According to the company’s 2010 annual information form, which you can read here, the company’s directors were paid $10,000 per year for 2009. [NOTE: If links do not work, you can find all documents here. The documents referenced in this post are the "annual information forms" issued in late March of each year.] The directors also received $750 per meeting. This is a part-time gig, the report notes: “The directors and officers of the Company who are non-executive officers have other business interests
and do not devote all of their time to the affairs of the Company.”
The form struck a sombre tone:
“The year ended December 31, 2009 was a challenging year for Glacier due to the recession. During the year the Company implemented significant cost reduction measures to offset the revenue declines and maintain profitability.”

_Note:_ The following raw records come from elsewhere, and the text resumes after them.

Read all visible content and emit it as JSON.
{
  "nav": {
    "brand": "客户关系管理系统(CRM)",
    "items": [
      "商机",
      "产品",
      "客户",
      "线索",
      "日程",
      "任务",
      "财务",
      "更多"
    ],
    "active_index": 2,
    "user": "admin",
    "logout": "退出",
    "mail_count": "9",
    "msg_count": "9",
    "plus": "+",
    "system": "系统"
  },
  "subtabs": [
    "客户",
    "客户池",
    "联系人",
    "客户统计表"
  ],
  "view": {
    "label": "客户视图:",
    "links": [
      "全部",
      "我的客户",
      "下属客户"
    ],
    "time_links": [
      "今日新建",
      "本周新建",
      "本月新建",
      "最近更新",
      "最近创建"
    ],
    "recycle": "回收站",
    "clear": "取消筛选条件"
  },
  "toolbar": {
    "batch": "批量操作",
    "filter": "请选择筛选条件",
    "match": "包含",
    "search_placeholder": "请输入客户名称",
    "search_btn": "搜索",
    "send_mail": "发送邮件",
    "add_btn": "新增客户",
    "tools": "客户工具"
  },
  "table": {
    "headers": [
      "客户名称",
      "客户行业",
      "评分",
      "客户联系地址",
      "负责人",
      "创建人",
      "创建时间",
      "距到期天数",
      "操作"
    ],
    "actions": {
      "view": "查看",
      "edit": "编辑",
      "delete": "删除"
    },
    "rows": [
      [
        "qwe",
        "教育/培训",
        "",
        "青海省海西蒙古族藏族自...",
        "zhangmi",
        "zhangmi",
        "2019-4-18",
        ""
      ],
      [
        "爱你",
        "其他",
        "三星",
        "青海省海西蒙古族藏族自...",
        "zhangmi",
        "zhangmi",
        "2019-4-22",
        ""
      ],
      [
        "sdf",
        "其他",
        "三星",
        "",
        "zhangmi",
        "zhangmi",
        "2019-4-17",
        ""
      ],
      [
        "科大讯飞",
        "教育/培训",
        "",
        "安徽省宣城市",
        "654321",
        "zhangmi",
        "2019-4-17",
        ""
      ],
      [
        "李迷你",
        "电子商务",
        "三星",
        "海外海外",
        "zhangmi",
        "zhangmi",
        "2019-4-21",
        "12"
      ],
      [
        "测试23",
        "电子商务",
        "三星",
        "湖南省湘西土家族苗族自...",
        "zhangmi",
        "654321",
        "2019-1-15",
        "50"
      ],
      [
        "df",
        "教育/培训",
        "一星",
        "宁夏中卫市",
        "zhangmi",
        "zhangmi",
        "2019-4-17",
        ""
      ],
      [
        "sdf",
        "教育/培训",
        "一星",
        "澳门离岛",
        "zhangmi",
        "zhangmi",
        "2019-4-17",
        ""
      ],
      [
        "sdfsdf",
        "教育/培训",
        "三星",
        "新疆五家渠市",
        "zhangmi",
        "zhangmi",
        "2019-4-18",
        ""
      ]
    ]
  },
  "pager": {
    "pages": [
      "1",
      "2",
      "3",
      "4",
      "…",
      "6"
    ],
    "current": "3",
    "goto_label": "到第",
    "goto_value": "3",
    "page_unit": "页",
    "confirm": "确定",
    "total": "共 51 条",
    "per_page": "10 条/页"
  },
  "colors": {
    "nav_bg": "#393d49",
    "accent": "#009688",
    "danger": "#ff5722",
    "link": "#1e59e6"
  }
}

Fast forward one year. Glacier Media had a busy 2010. The company’s annual information form for 2010 (read it here) was more upbeat, citing the “acquisitions and disposals of community newspapers in Western Canada,” and various other acquisitions totaling $24.9 million. They also hired “senior management personnel from outside the newspaper and trade magazine industry to strengthen and complement Glacier’s digital team, and as a result a diverse array of digital initiatives is being implemented.”

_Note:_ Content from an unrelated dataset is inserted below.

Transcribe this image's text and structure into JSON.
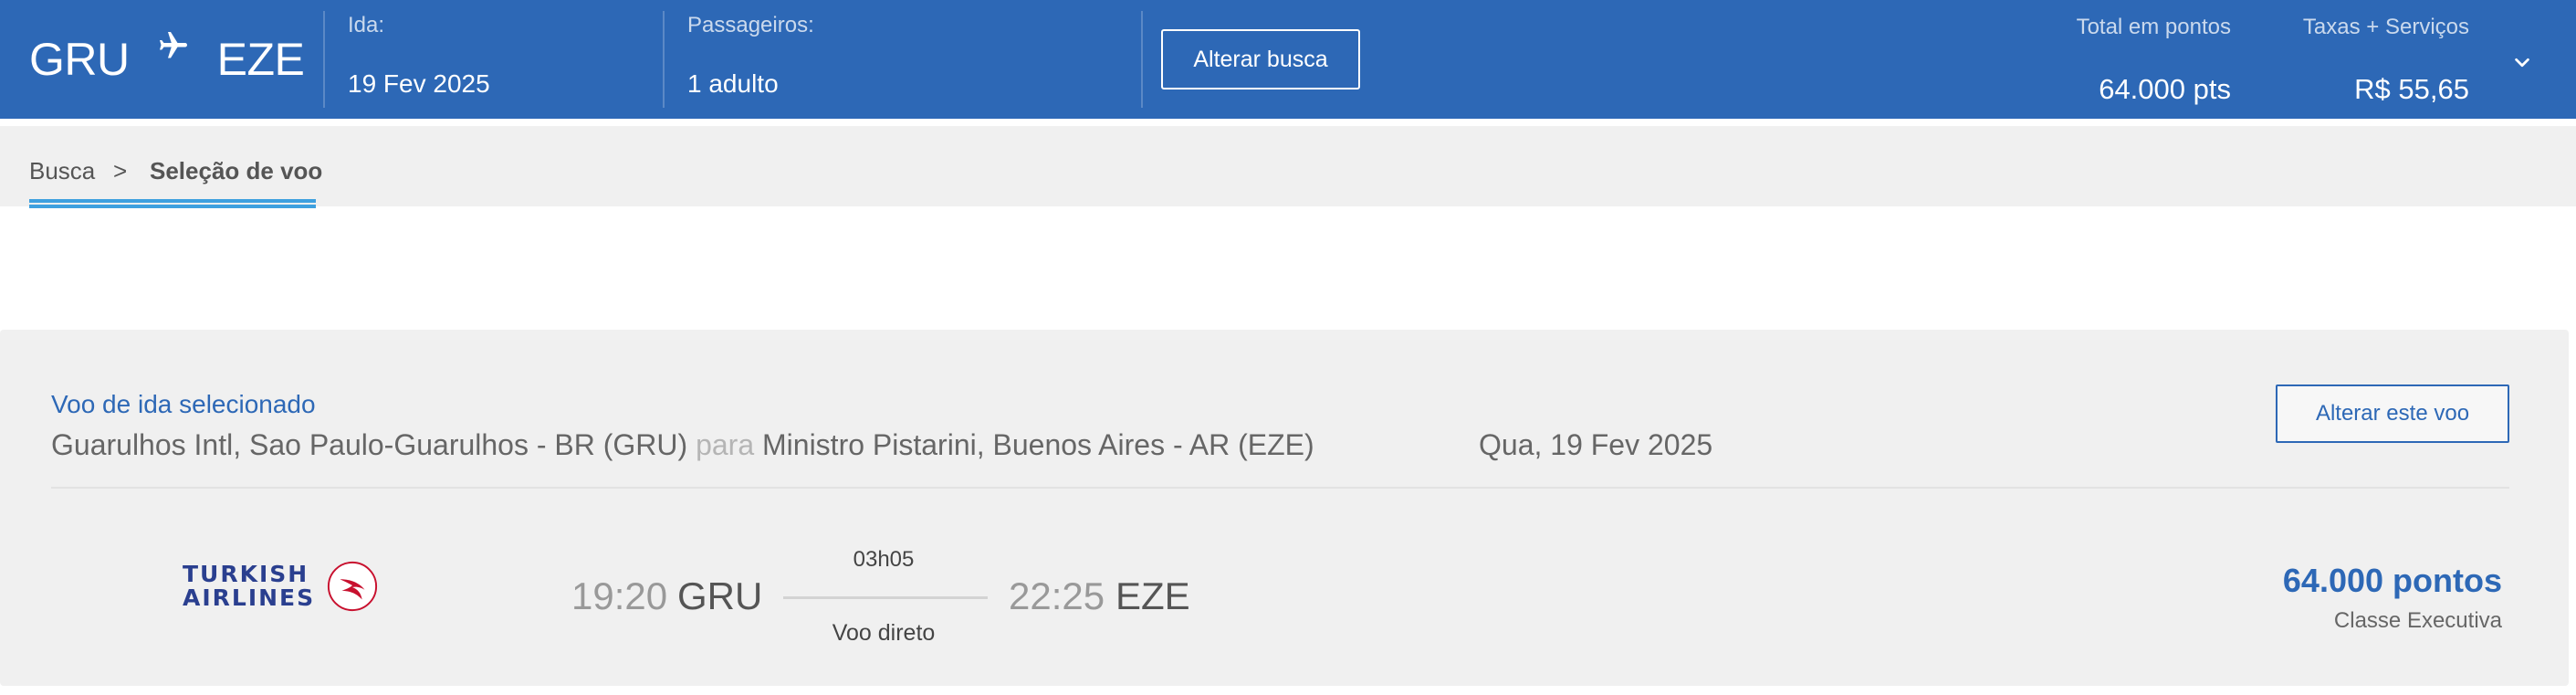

Sometime in there, they also determined board members weren’t being paid enough for their services. The company’s 2011 annual information form states: “The directors are each paid $20,000 per year and $1,000 per meeting by the Company in their capacity as directors.”
In other words, their part-time salaries doubled, from $10,000 to $20,000, while their per-meeting pay rose by 33 per cent. The directors paid themselves the same amount in 2011, at least for their directors’ duties. But that’s not to say the company’s top brass didn’t take home much, much more money than the previous year.
Last year, Glacier introduced a new policy in which it will pay a dividend of six cents per common share over the course of the year. For five of the board members, that’s (relative) peanuts. But for CEO Jonathan Kennedy, chairman of the board Sam Grippo, and treasurer/secretary Bruce Aunger, it’s a hefty chunk of cash. The three men are principals in Madison Venture Corporation, which owns 34 per cent of Glacier’s 89.51 million outstanding shares. That’s about 30.43 million shares. Six cents a year for each share works out to $1.82 million to be split among Madison’s three owners
And that is on top of whatever the three take home from Madison itself, which in 2011 was paid $1.72 million dollars for “ongoing administrative, consulting and transaction related services.” In 2008, Madison was paid $611,005. (I don’t know who owns what share of Madison. Grippo has been Madison’s president and CEO since 1976, Kennedy has been a partner since 1997, and Aunger has been executive vice-president and chief financial officer since 1988).
Again, if the direct links to documents did not work, you can find all documents here. The documents referenced in this post are the “annual information forms” issued in late March of each year.
So what does this mean? I don’t know. That’s for readers to figure out. For what it’s worth. Postmedia’s Paul Godfrey also made a killing last year, taking home $1.58 million, including a $465,000 bonus. Probably, it just means that we erred when we decided to become journalists, instead of accountants. I’ve previously expressed positive feelings about Glacier. And despite this and my post a couple weeks ago, I still think it’s better to work for Glacier than Postmedia. At least there is money out there, rather than debt. I would love to see how much David Black took home last year, but alas, that company remains privately held, which means no juicy financial documents for perusal. One day….. One day.
Finally, I’ll note that this post will now officially be Exhibit 1 when it comes to explaining why I am writing this blog anonymously. For obvious reasons, this and other company-focused postings would not get written if you know my name. Thanks for understanding.